Steve Jobs was an incredible human being; of that there is no doubt. Every now and then someone comes along that grabs the world by its horns and drives us forward. His legacy does not need bolstering by the slick Hollywood conveyor belt, for it resides in the hands and pockets of a generation. His shiny Ipads, Iphones and computers have laden our world for the better. It is because of him that I am able to face-time my grandparents who live abroad. If we could give Steve Jobs the choice between a resurgence in his celebrity due to a film or a single testimonial like my own about how his ideas improved a life, there is no doubt he would choose the latter.

Only a few weeks ago I saw, The Impossible, a film telling the true story of a families struggle to survive the 2004 Asian Tsunami. Granted, the acting was tremendous; Naomi Watts brought a truth to her character I did not think possible. Equally, Ewan McGregor acted so well I didn't notice his customary nomadic accent.
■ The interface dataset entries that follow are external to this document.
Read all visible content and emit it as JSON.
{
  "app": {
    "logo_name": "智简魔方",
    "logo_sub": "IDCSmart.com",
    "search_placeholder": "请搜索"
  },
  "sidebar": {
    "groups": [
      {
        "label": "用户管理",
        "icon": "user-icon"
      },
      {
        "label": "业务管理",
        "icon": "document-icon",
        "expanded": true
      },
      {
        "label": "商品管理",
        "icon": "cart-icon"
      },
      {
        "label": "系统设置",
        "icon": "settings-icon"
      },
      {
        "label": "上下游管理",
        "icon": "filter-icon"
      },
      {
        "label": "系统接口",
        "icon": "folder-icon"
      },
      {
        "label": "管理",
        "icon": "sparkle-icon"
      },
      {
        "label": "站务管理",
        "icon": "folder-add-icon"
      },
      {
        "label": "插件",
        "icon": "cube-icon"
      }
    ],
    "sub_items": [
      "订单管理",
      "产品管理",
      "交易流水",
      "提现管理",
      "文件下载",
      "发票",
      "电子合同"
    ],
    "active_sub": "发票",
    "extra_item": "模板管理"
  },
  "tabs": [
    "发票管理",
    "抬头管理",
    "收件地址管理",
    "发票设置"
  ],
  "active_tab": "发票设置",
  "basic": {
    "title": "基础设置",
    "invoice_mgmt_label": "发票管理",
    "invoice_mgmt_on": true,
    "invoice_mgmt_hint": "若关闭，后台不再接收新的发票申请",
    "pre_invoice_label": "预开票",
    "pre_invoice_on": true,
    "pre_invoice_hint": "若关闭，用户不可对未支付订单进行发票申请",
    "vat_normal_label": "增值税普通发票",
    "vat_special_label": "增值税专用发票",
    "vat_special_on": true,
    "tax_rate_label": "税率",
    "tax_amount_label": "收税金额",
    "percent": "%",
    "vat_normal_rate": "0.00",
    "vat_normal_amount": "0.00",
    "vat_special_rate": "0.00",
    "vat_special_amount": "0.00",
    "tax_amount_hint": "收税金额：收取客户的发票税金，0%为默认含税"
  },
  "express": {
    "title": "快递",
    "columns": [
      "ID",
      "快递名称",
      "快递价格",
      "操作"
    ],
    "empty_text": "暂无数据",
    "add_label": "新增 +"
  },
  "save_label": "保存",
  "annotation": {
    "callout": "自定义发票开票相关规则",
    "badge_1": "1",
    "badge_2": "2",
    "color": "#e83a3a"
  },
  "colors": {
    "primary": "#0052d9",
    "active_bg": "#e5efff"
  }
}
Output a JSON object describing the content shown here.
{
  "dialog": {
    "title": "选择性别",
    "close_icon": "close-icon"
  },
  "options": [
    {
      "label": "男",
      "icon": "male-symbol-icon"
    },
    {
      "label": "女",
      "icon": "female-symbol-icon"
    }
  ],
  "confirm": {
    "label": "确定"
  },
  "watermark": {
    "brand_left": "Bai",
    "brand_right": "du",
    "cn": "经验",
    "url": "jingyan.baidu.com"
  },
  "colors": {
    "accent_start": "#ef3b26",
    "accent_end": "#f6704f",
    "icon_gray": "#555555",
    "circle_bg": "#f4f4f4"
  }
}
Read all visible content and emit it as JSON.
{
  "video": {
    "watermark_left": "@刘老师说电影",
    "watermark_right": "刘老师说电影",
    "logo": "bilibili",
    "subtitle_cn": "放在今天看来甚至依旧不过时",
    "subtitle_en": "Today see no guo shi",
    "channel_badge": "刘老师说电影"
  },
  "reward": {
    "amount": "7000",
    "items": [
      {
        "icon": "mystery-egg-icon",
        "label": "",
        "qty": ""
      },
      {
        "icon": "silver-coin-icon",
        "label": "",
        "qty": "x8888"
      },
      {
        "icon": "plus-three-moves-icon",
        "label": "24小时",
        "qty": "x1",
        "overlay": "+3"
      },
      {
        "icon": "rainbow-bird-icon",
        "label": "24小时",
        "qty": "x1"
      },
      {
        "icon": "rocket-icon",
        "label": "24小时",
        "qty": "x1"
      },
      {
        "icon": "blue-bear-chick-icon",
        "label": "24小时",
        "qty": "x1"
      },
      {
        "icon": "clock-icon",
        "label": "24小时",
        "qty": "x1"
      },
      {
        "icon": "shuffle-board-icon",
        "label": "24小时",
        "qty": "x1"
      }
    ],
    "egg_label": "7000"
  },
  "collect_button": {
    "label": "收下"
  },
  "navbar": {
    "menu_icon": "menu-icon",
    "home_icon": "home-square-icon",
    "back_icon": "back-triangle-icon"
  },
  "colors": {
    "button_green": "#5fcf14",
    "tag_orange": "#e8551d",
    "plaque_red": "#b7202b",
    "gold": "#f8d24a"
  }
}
Oh...maybe I did. However, films such as these are insensitive to how raw and unresolved their narratives feel. Hollywood should allow for these stories to become precisely that: stories. We must allow for a substantial passing of time before a film is made; to encourage public healing and the natural framing of memories. Hollywood must not dictate when and how we must remember. As much as anything, releasing films so soon after an event feels disrespectful. No sooner have they slipped out of the news, they return; repackaged underneath glitzy Hollywood wrapping paper.

The greatest culprit to this crime was the Nicholas Cage film World Trade Centre. Notwithstanding that this film received mediocre reviews, I refused to see it out of principle: outraged as only a mere five years had passed since the 9/11 terrorist attacks. Whilst I accept the power of films to educate and help us move on, this felt distinctly like taking advantage. The difference is time. Recounting the Holocaust or stories of harrowing warfare like Pearl Harbour is a vital part of cinema tradition. Here the film industry can be both educational and entertaining, with no grudge being held against the profit seekers.

With many of these films the wounds are still sore and collective healing has only just begun. Society seeks an organic closure, not one thrust upon us by the film industry. I implore Hollywood allow us to tell our own stories, not simply recall yours. The time will come when films are needed, when society needs reminding. Now is not that time.